Mina: While Saudi Arabia on Friday suggested pilgrims failing to follow crowd control rules bore some blame for the stampede that claimed more than 700 lives, a report has blamed convoy of the son of the Saudi King Salman bin Abdulaziz Al Saud for the tragedy.
The Arabic-language daily al-Diyar has said in a report that the convoy of Prince Mohammad bin Salman Al Saud played a key role in stampede on Thursday.
Notably, Saudi Arabia is under growing pressure to account for a crush that killed more than 700 people at the Hajj pilgrimage.
The kingdom`s regional rival Iran expressed indignation at the deaths of 131 of its nationals at the world`s largest annual gathering of people, and politicians in Tehran suggested Riyadh was incapable of managing the event.
Meanwhile, the report in the Lebanese daily said that Salman, accompanied by a huge entourage and tight security, arrived at Mina, about 5 kilometres from Mecca, early Thursday.
His presence led to a change in the direction of the movement of the pilgrims, which eventually led to the stampede.
The daily added that Salman and his entourage quickly abandoned the scene and the Saudi authorities are trying to crush the story.
However, officials in Saudi Arabia have denied the report.
In a statement posted on his ministry`s website, Saudi Health Minister Khalid al-Falih said an investigation would be conducted rapidly and a final toll of dead and wounded calculated. At least 863 pilgrims were injured.
Notably, safety during Hajj is politically sensitive for the kingdom`s ruling Al Saud dynasty, since the ruling family presents itself internationally as the guardian of orthodox Islam and custodian of its holiest places in Mecca and Medina.
With photographs of piles of the dead circulating on social media and pilgrims frantically searching for missing compatriots, the effort to uncover the facts and assign blame for the worst disaster at the event for 25 years was likely to grow more acute and possibly more political.

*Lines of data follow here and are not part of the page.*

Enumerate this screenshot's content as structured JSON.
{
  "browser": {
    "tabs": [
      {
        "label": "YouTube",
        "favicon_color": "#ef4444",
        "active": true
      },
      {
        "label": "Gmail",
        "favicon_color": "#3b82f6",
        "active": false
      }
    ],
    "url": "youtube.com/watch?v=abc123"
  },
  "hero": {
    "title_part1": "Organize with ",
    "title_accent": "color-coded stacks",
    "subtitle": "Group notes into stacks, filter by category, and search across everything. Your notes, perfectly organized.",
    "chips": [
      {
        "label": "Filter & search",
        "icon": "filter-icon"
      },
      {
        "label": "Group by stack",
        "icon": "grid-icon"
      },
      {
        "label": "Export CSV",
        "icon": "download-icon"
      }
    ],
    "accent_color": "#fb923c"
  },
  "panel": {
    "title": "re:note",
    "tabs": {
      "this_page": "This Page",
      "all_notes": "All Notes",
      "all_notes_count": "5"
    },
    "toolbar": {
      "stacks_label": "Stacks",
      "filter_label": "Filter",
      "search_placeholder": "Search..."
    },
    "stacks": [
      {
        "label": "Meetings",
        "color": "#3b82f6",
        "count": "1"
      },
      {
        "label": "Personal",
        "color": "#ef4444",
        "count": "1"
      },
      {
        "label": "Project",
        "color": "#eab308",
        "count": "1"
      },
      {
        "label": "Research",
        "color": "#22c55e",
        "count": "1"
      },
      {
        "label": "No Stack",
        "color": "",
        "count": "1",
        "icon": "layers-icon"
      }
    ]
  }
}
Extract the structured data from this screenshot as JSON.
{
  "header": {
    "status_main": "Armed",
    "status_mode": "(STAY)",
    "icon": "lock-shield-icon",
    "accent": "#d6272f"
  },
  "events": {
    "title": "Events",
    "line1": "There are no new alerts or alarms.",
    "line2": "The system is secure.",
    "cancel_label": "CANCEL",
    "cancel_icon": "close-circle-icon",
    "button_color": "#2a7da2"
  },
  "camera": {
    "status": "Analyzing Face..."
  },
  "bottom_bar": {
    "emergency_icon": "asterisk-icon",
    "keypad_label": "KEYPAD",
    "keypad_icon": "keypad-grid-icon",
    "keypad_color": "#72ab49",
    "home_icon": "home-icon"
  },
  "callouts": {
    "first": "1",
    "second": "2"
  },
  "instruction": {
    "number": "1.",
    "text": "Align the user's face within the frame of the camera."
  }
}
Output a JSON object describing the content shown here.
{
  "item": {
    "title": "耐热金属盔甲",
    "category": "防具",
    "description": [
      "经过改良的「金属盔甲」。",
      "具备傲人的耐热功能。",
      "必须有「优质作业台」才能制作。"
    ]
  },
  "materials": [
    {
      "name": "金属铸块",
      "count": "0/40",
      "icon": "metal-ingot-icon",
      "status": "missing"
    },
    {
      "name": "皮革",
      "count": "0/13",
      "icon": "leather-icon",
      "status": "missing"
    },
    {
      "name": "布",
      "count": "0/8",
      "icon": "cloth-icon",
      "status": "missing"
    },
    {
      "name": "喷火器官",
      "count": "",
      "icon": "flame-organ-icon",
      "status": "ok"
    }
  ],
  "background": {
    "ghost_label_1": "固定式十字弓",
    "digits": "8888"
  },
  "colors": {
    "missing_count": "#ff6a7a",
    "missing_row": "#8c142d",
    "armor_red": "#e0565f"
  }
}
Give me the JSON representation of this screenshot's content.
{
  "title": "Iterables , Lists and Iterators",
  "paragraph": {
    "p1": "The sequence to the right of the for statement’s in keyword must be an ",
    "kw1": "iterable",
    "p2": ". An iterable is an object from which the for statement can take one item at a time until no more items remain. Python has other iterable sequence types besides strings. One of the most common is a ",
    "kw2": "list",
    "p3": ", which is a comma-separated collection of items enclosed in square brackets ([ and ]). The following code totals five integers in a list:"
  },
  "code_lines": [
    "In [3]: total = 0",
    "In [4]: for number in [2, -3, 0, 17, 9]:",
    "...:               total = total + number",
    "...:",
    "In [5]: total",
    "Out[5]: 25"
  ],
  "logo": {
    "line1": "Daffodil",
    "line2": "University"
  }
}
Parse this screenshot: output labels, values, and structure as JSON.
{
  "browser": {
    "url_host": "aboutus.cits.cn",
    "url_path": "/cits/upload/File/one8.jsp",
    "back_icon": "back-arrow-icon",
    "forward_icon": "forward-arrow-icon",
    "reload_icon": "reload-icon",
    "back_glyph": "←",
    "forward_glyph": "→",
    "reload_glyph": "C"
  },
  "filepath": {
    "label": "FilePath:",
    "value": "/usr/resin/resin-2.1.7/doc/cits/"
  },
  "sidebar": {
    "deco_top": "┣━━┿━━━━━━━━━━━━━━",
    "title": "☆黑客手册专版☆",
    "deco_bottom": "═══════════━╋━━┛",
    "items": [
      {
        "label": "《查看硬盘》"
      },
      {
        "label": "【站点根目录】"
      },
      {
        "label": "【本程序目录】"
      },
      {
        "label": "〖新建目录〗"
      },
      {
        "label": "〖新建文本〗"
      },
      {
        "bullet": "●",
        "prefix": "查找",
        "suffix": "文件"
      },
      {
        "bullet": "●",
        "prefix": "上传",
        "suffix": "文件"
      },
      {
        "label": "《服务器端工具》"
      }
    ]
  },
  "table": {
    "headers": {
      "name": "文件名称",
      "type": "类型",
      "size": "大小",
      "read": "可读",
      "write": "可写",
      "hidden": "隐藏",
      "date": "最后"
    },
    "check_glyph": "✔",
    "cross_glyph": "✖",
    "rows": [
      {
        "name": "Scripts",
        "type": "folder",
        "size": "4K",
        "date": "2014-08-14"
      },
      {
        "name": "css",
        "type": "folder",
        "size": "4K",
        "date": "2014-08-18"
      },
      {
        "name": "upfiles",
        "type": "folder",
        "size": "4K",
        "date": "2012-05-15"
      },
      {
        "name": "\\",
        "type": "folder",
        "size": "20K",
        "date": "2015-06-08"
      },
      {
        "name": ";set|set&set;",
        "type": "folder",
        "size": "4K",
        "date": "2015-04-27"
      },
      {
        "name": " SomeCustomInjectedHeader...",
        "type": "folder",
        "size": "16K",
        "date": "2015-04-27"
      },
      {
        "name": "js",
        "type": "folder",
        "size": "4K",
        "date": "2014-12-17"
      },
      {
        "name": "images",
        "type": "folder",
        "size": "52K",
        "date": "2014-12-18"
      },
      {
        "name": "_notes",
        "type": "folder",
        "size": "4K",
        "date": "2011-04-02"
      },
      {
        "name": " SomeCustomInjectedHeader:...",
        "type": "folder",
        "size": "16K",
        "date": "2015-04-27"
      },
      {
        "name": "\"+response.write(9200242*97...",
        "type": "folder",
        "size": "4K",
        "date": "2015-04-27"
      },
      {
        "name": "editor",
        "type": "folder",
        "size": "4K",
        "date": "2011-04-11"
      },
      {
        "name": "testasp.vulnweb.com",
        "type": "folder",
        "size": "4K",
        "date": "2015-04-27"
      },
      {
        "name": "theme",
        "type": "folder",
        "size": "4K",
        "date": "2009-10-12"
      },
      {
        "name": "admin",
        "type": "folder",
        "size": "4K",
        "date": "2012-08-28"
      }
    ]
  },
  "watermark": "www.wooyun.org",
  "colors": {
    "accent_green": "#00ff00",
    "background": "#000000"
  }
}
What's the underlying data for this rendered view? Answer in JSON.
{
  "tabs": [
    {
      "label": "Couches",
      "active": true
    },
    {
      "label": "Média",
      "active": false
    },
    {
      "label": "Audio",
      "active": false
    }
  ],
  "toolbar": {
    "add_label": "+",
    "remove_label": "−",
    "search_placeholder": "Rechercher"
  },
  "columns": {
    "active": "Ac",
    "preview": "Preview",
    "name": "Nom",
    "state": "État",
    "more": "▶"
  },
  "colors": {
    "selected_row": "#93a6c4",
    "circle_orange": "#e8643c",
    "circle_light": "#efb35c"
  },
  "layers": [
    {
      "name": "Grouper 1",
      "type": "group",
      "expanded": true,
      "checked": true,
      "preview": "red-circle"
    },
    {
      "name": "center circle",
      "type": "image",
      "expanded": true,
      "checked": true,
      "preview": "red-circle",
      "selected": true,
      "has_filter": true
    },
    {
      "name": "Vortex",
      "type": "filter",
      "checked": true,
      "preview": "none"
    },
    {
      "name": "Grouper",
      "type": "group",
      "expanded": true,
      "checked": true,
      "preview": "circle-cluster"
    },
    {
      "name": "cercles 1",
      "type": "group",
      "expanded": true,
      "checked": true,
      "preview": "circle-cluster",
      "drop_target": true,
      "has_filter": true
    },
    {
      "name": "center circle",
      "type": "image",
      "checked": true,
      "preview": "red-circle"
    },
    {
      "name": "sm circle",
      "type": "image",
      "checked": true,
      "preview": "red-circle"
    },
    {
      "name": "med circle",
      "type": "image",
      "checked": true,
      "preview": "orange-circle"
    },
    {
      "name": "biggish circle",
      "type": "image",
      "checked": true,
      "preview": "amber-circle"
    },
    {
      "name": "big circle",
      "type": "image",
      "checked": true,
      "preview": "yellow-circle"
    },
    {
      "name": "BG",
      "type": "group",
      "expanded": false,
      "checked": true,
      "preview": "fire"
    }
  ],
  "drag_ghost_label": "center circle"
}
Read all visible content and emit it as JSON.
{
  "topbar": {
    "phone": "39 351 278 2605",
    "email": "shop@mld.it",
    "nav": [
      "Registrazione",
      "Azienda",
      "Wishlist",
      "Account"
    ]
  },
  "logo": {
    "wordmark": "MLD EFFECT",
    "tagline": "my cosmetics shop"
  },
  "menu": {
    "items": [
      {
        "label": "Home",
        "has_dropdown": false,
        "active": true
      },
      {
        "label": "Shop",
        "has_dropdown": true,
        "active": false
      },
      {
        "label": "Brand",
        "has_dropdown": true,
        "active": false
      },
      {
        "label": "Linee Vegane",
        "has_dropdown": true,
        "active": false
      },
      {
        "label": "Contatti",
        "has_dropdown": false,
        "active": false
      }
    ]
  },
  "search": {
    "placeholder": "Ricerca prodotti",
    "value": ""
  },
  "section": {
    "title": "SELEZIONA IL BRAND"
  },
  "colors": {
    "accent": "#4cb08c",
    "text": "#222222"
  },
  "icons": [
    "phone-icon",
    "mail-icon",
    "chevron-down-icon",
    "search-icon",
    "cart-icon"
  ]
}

Saudi King Salman has, meanwhile, ordered a review of Hajj plans after the disaster, in which two big groups of pilgrims collided at a crossroads in Mina, a few km (miles) east of Mecca, on their way to performing the "stoning of the devil" ritual at Jamarat.
Iran`s President Hassan Rouhani, in New York to attend the UN General Assembly, echoed Supreme Leader Ayatollah Ali Khamenei in blaming Saudi Arabia for the incident.
"I ask the Saudi Arabian government to take the responsibility of this catastrophe and fulfil its legal and Islamic duties in this regard," Rouhani said in a statement published on the state news agency IRNA.